  6. Minerals have a number of functions in the body including developing body tissues and supporting metabolic processes. The minerals that are of most importance are calcium, iron, iodine, zinc and fluorine.
  7. In order to have a healthy life and good nutritional status, a person needs to eat a balanced diet. You need to know the commonly used food groups in order to advise the people in your community on how to have a balanced diet.

Self-Assessment Questions (SAQs) for Study Session 2

Now that you have completed this study session, you can assess how well you have achieved its Learning Outcomes by answering these questions. Write your answers in your Study Diary and discuss them with your Tutor at the next Study Support Meeting. You can check your answers with the Notes on the Self-Assessment Questions at the end of this Module.

SAQ 2.1 (tests Learning Outcomes 2.1, 2.2 and 2.3)

For the following nutrients, can you say why they are important and name one source? Are these foods micronutrients or macronutrients?

  • Carbohydrates
  • Proteins
  • Fats and oils.

Carbohydrates provide energy. They are found in many foods including bread, potatoes, maize and bananas.

Proteins are important for growth. They are found in meat, dairy products, fish and nuts.

Fat is important for energy. It is found in meat and dairy products, avocados, oils and nuts.

They are all macronutrients.

SAQ 2.2 (tests Learning Outcomes 2.3, 2.4 and 2.5)

Here are some questions members of your community might ask you. What answers would you give?
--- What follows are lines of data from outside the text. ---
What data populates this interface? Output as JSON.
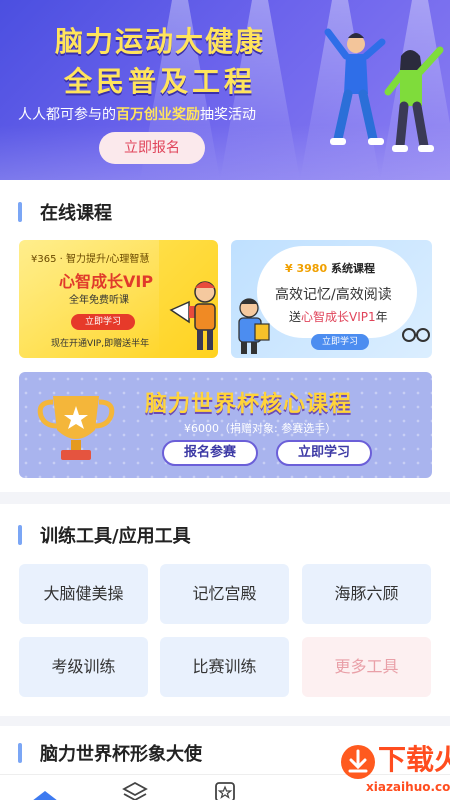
{
  "banner": {
    "title_line1": "脑力运动大健康",
    "title_line2": "全民普及工程",
    "subtitle_pre": "人人都可参与的",
    "subtitle_highlight": "百万创业奖励",
    "subtitle_post": "抽奖活动",
    "cta": "立即报名"
  },
  "online_courses": {
    "title": "在线课程",
    "vip_card": {
      "tag": "¥365 · 智力提升/心理智慧",
      "headline": "心智成长VIP",
      "sub": "全年免费听课",
      "button": "立即学习",
      "note": "现在开通VIP,即赠送半年"
    },
    "system_card": {
      "price": "¥ 3980",
      "label": "系统课程",
      "line1": "高效记忆/高效阅读",
      "line2_pre": "送",
      "line2_highlight": "心智成长VIP1",
      "line2_post": "年",
      "button": "立即学习"
    },
    "worldcup_card": {
      "title": "脑力世界杯核心课程",
      "price": "¥6000（捐赠对象: 参赛选手）",
      "btn_signup": "报名参赛",
      "btn_learn": "立即学习"
    }
  },
  "tools": {
    "title": "训练工具/应用工具",
    "items": [
      "大脑健美操",
      "记忆宫殿",
      "海豚六顾",
      "考级训练",
      "比赛训练",
      "更多工具"
    ]
  },
  "ambassador": {
    "title": "脑力世界杯形象大使"
  },
  "watermark": {
    "brand": "下载火",
    "url": "xiazaihuo.com"
  },
  "colors": {
    "accent": "#7ba6f5",
    "banner_yellow": "#ffe45c",
    "red": "#e0445a"
  }
}
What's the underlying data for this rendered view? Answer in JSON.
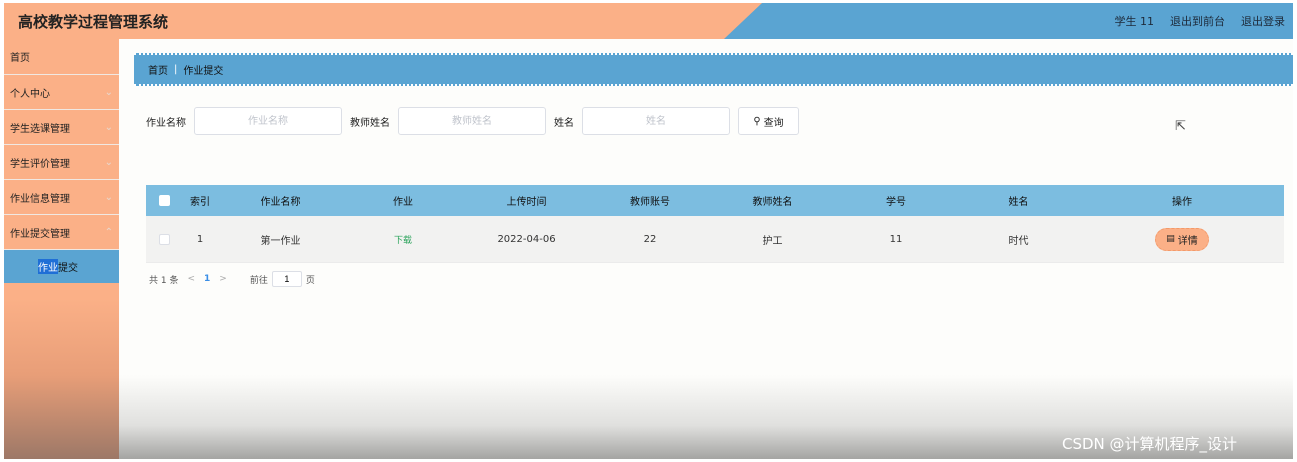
{
  "header": {
    "app_title": "高校教学过程管理系统",
    "user": "学生 11",
    "back_to_front": "退出到前台",
    "logout": "退出登录"
  },
  "sidebar": {
    "items": [
      {
        "label": "首页",
        "has_chevron": false
      },
      {
        "label": "个人中心",
        "has_chevron": true
      },
      {
        "label": "学生选课管理",
        "has_chevron": true
      },
      {
        "label": "学生评价管理",
        "has_chevron": true
      },
      {
        "label": "作业信息管理",
        "has_chevron": true
      },
      {
        "label": "作业提交管理",
        "has_chevron": true
      }
    ],
    "submenu": {
      "highlight": "作业",
      "rest": "提交"
    }
  },
  "breadcrumb": {
    "home": "首页",
    "separator": "|",
    "current": "作业提交"
  },
  "search": {
    "homework_label": "作业名称",
    "homework_placeholder": "作业名称",
    "teacher_label": "教师姓名",
    "teacher_placeholder": "教师姓名",
    "name_label": "姓名",
    "name_placeholder": "姓名",
    "button": "查询"
  },
  "table": {
    "headers": [
      "索引",
      "作业名称",
      "作业",
      "上传时间",
      "教师账号",
      "教师姓名",
      "学号",
      "姓名",
      "操作"
    ],
    "rows": [
      {
        "index": "1",
        "homework_name": "第一作业",
        "homework": "下载",
        "upload_time": "2022-04-06",
        "teacher_account": "22",
        "teacher_name": "护工",
        "student_id": "11",
        "student_name": "时代",
        "action": "详情"
      }
    ]
  },
  "pagination": {
    "total": "共 1 条",
    "prev": "<",
    "current": "1",
    "next": ">",
    "goto_label": "前往",
    "page_value": "1",
    "suffix": "页"
  },
  "watermark": "CSDN @计算机程序_设计",
  "colors": {
    "accent_orange": "#fbb087",
    "accent_blue": "#5aa4d2",
    "table_header": "#7cbde0",
    "download_green": "#2aa35a"
  }
}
  • a.A woman asks you which is better for her family; animal fats or fish and vegetable oils?
  • b.A child is brought to the health centre with diarrhoea. What is the most important advice to give the mother?
  • c.A man complains of constipation. What foods should you tell him to include in his diet?
  • d.A young boy has a wound which is not healing. You need to make sure that his diet includes enough of one particular vitamin. Which vitamin is this and what foods will provide it?
  • e.A mother says that her child doesn’t like dairy products. Does this matter? Give reasons for your answer.
  • a.Fish and vegetable oils are better than animal fats, which are saturated fats.
  • b.The child with diarrhoea needs to drink lots of water.
  • c.The man needs to include fibre in his diet (e.g. cabbage, avocado, bananas, legumes and cereals), as this will help to deal with his constipation.
  • d.Vitamin C, which can be found in fresh fruit, is particularly important for helping to heal wounds.
  • e.Because dairy products provide calcium which is necessary for strong bones and teeth it is important that children have a sufficient amount in their diet. (Although some other foods also contain some calcium.)

SAQ 2.3 (tests Learning Outcome 2.6)

How important is it to include animal sources of food in a diet?


Animal sources of food are an important part of a balanced diet because they add proteins, fat and vitamins to a diet. In particular, iron is more easily absorbed from an animal than a plant source. However, very little meat is needed, and if food like beans, nuts and dairy products are included in the diet then a family can have a balanced diet, without including meat.